Article on CIA’s involvement in Pakistan, in what reads like a Bourne movie. Raymond Davis was an independent contractor that likely worked alongside the CIA’s Special Activities Division, the agency’s paramilitary wing. His mandate was to surveil and report on the terrorist group Lashkar-e-Taiba (who were behind the 2008 Mumbai attacks, and are one of South Asia’s most active Islamist groups).
When a CIA operation in Pakistan went bad, leaving three men dead, the episode offered a rare glimpse inside a shadowy world of espionage. It also jeopardized America’s most critical outpost in the war against terrorism.
[Raymond] Davis operated in the darkest shadows of the war against terrorism. He worked for the CIA as an independent contractor, gathering information on the jihadist group behind some of the most cruel and spectacular attacks in recent years. The intelligence operation collapsed violently in January when two Pakistani men accosted Davis on a crowded street and he shot them both dead with a skill rarely seen outside spy novels. A botched attempt to rescue him in the -aftermath left a third man dead and Davis under arrest.
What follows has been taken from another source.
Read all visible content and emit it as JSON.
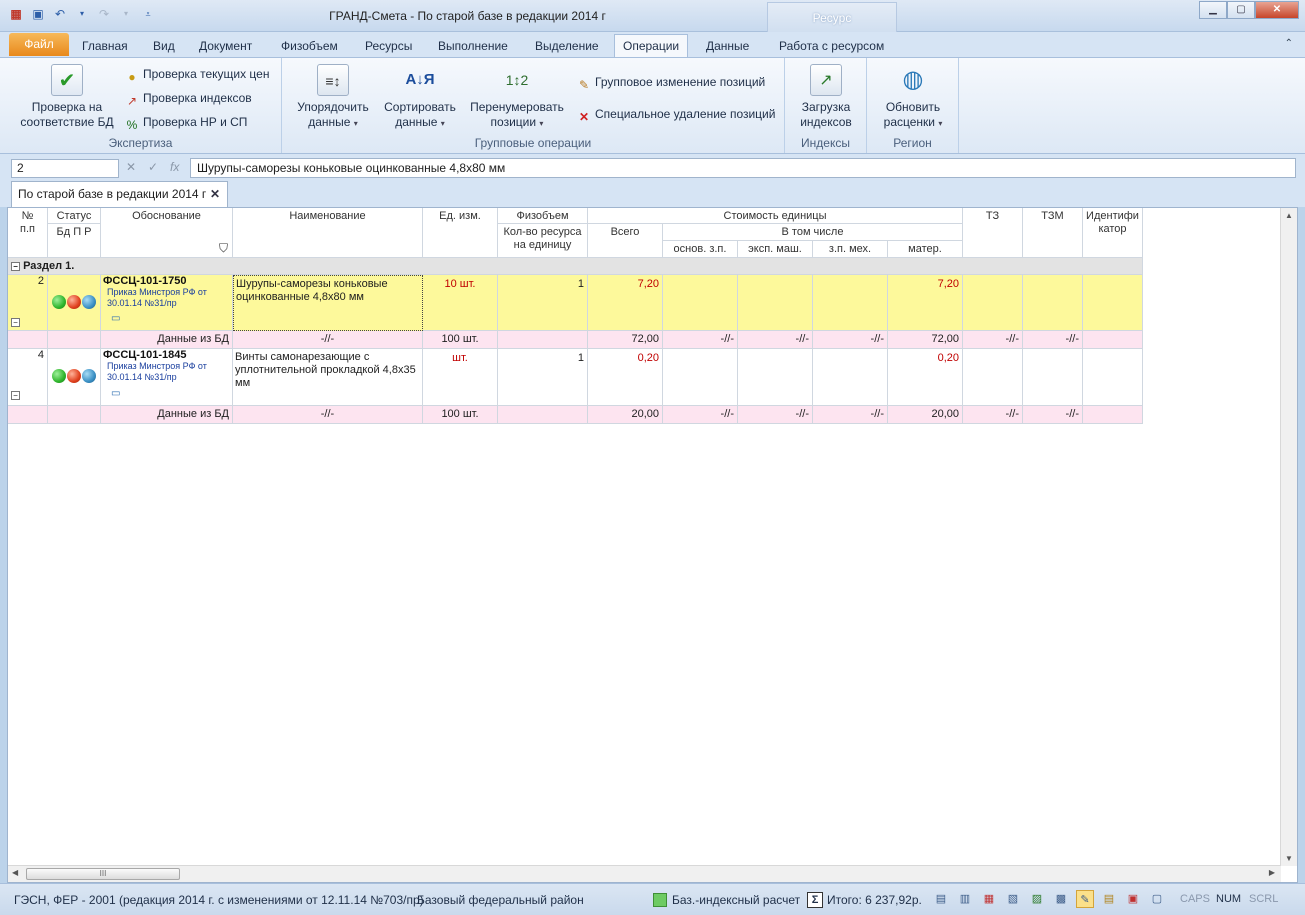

The episode inflamed the Pakistani people and set up a tricky showdown between two governments. It also pierced the cloak covering a clandestine world, exposing a realm of surveillance and countersurveillance, suspicion and political exploitation. For the United States, the consequences were profound: Pakistan is the CIA’s most important arena, a hiding spot for Al Qaeda and home of a dangerous, rising terrorist militia called Lashkar-e-Taiba. But Davis’s eventual release cost America much more than the money that was paid to compensate victims’ families: Backroom deals have forced the withdrawal of CIA operatives from the heartland of terrorism.
Relations since then between the CIA and ISI have deteriorated. The same NYT article reports that the CIA is pushing to expand its drone program throughout the northwest.